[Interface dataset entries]
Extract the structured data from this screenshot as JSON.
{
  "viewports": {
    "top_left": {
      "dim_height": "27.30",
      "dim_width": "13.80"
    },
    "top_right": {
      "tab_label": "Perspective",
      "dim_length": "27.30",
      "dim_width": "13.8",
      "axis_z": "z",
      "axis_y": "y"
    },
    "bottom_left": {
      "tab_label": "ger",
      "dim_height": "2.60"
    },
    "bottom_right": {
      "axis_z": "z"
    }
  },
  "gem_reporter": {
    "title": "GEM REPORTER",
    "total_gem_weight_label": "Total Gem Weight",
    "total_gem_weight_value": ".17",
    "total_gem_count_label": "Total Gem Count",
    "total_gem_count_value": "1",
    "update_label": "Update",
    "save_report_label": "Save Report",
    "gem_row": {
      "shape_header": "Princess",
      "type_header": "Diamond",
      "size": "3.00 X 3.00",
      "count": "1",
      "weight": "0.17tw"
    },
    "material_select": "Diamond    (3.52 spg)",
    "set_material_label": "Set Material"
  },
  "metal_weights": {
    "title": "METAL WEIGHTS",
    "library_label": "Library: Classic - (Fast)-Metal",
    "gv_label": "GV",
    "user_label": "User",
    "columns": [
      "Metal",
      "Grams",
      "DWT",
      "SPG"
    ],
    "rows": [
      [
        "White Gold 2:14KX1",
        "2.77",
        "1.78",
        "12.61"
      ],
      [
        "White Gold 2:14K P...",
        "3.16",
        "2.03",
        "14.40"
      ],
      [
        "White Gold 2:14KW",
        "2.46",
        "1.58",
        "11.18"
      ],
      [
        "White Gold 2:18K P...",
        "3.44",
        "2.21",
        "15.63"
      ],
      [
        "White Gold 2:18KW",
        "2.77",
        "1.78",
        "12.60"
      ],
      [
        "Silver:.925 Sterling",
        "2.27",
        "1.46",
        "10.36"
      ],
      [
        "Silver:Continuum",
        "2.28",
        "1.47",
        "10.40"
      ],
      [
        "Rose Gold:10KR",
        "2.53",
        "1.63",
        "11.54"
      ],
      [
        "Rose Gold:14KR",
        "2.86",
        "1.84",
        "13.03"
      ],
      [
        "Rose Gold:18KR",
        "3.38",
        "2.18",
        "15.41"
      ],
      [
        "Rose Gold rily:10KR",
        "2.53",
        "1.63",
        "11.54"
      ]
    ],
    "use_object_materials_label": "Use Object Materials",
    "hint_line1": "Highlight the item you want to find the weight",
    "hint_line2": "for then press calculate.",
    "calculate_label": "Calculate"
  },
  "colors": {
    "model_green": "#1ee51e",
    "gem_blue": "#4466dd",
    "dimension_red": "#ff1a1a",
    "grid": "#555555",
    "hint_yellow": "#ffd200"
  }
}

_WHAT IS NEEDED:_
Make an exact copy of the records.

_COMPLETED EXERCISE:_
Extract the structured data from this screenshot as JSON.
{
  "viewports": {
    "top_left": {
      "dim_height": "27.30",
      "dim_width": "13.80"
    },
    "top_right": {
      "tab_label": "Perspective",
      "dim_length": "27.30",
      "dim_width": "13.8",
      "axis_z": "z",
      "axis_y": "y"
    },
    "bottom_left": {
      "tab_label": "ger",
      "dim_height": "2.60"
    },
    "bottom_right": {
      "axis_z": "z"
    }
  },
  "gem_reporter": {
    "title": "GEM REPORTER",
    "total_gem_weight_label": "Total Gem Weight",
    "total_gem_weight_value": ".17",
    "total_gem_count_label": "Total Gem Count",
    "total_gem_count_value": "1",
    "update_label": "Update",
    "save_report_label": "Save Report",
    "gem_row": {
      "shape_header": "Princess",
      "type_header": "Diamond",
      "size": "3.00 X 3.00",
      "count": "1",
      "weight": "0.17tw"
    },
    "material_select": "Diamond    (3.52 spg)",
    "set_material_label": "Set Material"
  },
  "metal_weights": {
    "title": "METAL WEIGHTS",
    "library_label": "Library: Classic - (Fast)-Metal",
    "gv_label": "GV",
    "user_label": "User",
    "columns": [
      "Metal",
      "Grams",
      "DWT",
      "SPG"
    ],
    "rows": [
      [
        "White Gold 2:14KX1",
        "2.77",
        "1.78",
        "12.61"
      ],
      [
        "White Gold 2:14K P...",
        "3.16",
        "2.03",
        "14.40"
      ],
      [
        "White Gold 2:14KW",
        "2.46",
        "1.58",
        "11.18"
      ],
      [
        "White Gold 2:18K P...",
        "3.44",
        "2.21",
        "15.63"
      ],
      [
        "White Gold 2:18KW",
        "2.77",
        "1.78",
        "12.60"
      ],
      [
        "Silver:.925 Sterling",
        "2.27",
        "1.46",
        "10.36"
      ],
      [
        "Silver:Continuum",
        "2.28",
        "1.47",
        "10.40"
      ],
      [
        "Rose Gold:10KR",
        "2.53",
        "1.63",
        "11.54"
      ],
      [
        "Rose Gold:14KR",
        "2.86",
        "1.84",
        "13.03"
      ],
      [
        "Rose Gold:18KR",
        "3.38",
        "2.18",
        "15.41"
      ],
      [
        "Rose Gold rily:10KR",
        "2.53",
        "1.63",
        "11.54"
      ]
    ],
    "use_object_materials_label": "Use Object Materials",
    "hint_line1": "Highlight the item you want to find the weight",
    "hint_line2": "for then press calculate.",
    "calculate_label": "Calculate"
  },
  "colors": {
    "model_green": "#1ee51e",
    "gem_blue": "#4466dd",
    "dimension_red": "#ff1a1a",
    "grid": "#555555",
    "hint_yellow": "#ffd200"
  }
}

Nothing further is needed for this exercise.